──────── Data ────────

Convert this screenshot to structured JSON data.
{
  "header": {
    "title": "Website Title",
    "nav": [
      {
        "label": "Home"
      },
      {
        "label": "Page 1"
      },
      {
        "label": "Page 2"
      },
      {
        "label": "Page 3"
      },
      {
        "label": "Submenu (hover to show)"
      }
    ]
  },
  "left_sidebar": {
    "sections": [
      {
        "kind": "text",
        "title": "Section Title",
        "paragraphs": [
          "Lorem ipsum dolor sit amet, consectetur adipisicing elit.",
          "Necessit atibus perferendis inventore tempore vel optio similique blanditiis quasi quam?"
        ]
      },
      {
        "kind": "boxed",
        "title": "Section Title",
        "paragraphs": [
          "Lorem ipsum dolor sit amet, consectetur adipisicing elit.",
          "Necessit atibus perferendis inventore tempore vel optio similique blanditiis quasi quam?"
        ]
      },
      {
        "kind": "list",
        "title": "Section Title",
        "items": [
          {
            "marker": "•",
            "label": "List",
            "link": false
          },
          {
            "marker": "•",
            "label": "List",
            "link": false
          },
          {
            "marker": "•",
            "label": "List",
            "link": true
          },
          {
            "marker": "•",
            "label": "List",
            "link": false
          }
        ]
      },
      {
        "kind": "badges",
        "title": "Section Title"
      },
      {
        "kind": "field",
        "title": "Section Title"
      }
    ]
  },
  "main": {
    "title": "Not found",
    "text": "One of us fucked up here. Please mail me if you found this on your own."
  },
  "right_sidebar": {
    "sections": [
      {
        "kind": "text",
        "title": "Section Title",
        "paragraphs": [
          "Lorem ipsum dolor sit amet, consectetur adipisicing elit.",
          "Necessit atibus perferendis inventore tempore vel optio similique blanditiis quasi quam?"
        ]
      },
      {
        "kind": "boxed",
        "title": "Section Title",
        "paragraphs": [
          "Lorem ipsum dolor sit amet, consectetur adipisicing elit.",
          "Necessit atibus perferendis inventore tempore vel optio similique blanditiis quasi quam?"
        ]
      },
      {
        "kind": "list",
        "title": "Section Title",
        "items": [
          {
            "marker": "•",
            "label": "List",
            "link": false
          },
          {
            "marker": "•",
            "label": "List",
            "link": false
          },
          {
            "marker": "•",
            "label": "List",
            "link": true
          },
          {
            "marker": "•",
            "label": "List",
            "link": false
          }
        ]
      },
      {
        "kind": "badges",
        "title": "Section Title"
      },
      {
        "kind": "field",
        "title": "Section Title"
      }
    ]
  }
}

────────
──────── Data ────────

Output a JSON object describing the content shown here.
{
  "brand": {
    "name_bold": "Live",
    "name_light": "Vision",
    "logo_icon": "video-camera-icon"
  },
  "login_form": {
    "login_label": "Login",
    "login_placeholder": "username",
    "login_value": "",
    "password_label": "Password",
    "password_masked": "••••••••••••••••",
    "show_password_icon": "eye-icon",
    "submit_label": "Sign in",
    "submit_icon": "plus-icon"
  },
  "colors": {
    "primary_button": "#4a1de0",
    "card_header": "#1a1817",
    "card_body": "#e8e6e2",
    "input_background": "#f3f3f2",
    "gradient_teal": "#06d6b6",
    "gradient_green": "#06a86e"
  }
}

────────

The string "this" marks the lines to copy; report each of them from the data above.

§ Solution to the exercise
Convert this screenshot to structured JSON data.
    "text": "One of us fucked up here. Please mail me if you found this on your own."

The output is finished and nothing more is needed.